In a wonderful audio recording called “The Intelligent Organization” poet and author David Whyte says this:
“The very things that organizations are demanding from their people – which have to do with more participation, more adaptability and more vitality – are exactly the things that human beings have wanted for themselves since the beginning of time.”
How is it that an organization (by which, of course I mean the LEADERSHIP of an organization who have a vision to create something worthwhile and meaningful and financially viable and who happen to be PEOPLE, first and foremost) and its employees (by which of course I mean those hired on to make the worthwhile, meaningful and financially viable thing actually happen and who, by way of reminder, also happen to be PEOPLE; and, as such are typically hoping to contribute to something meaningful and worthy of their best efforts) can want the same things – so intensely and for so long – and yet fail so utterly and so often at actually achieving them in a mutually beneficial way?
Could it be that I’m giving leaders too much credit for aspirations of “worthwhile” and “meaningful” visions? That they don’t really want to build something of lasting value?
Could it be that I’m giving followers too much credit for aspirations of “meaning” and “contribution? That they don’t really want to use their strengths in support of a compelling cause?
I really don’t think so.
Yet here we are – leaders and followers alike…HUMAN BEINGS, first and foremost – wanting the same things (more participation, adaptability, vitality, creativity, innovation, engagement, etc.) and struggling like crazy to satisfy the need.
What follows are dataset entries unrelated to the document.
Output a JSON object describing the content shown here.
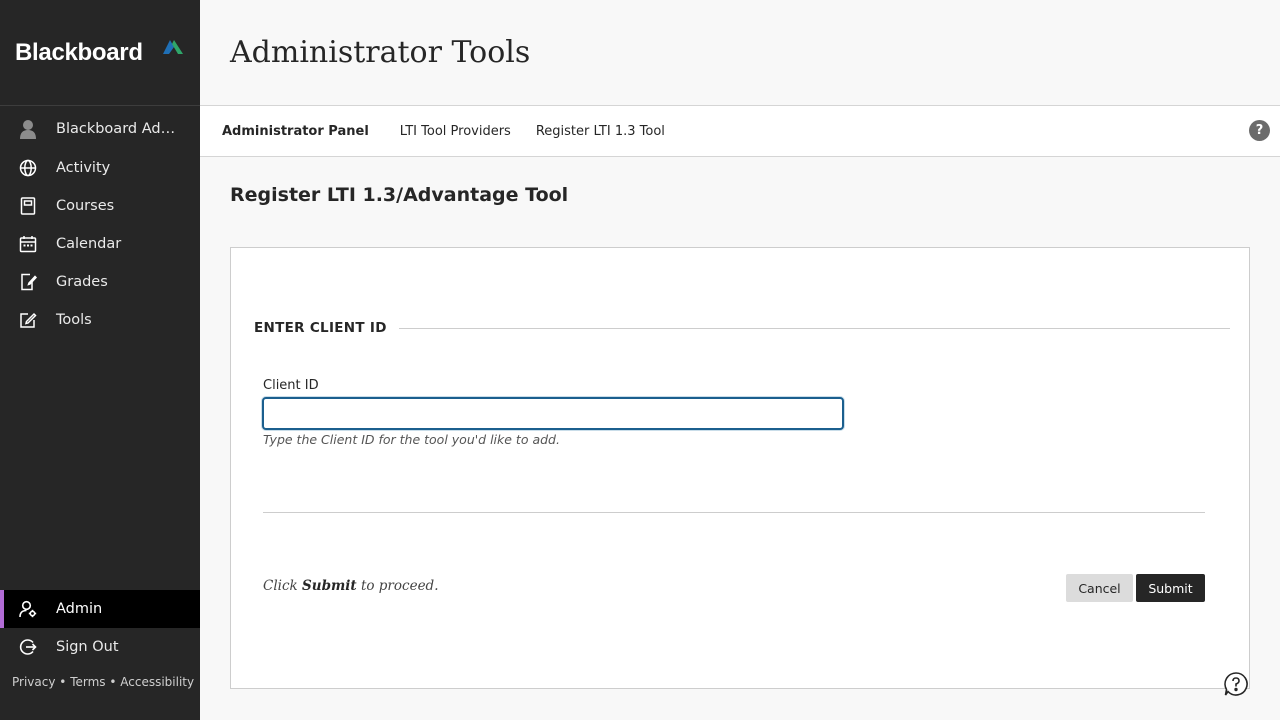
{
  "brand": {
    "name": "Blackboard",
    "accent_colors": [
      "#1f6fb5",
      "#2fa66a"
    ]
  },
  "sidebar": {
    "profile": {
      "label": "Blackboard Administrator",
      "icon": "avatar-icon"
    },
    "items": [
      {
        "label": "Activity",
        "icon": "globe-icon"
      },
      {
        "label": "Courses",
        "icon": "courses-icon"
      },
      {
        "label": "Calendar",
        "icon": "calendar-icon"
      },
      {
        "label": "Grades",
        "icon": "grades-icon"
      },
      {
        "label": "Tools",
        "icon": "tools-icon"
      }
    ],
    "bottom_items": [
      {
        "label": "Admin",
        "icon": "admin-icon",
        "active": true
      },
      {
        "label": "Sign Out",
        "icon": "sign-out-icon"
      }
    ],
    "footer": {
      "privacy": "Privacy",
      "terms": "Terms",
      "accessibility": "Accessibility",
      "separator": "•"
    },
    "active_accent": "#b26cd6"
  },
  "header": {
    "title": "Administrator Tools"
  },
  "breadcrumbs": [
    "Administrator Panel",
    "LTI Tool Providers",
    "Register LTI 1.3 Tool"
  ],
  "help_label": "?",
  "main": {
    "section_title": "Register LTI 1.3/Advantage Tool",
    "fieldset_legend": "ENTER CLIENT ID",
    "client_id": {
      "label": "Client ID",
      "value": "",
      "hint": "Type the Client ID for the tool you'd like to add."
    },
    "proceed": {
      "prefix": "Click ",
      "strong": "Submit",
      "suffix": " to proceed."
    },
    "buttons": {
      "cancel": "Cancel",
      "submit": "Submit"
    }
  }
}
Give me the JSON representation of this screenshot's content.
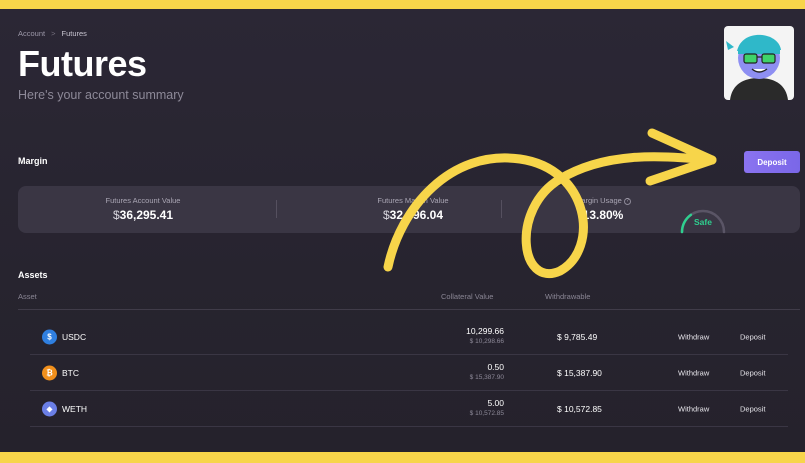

We’re living in a new world and we’re still subservient to the constructs of the old.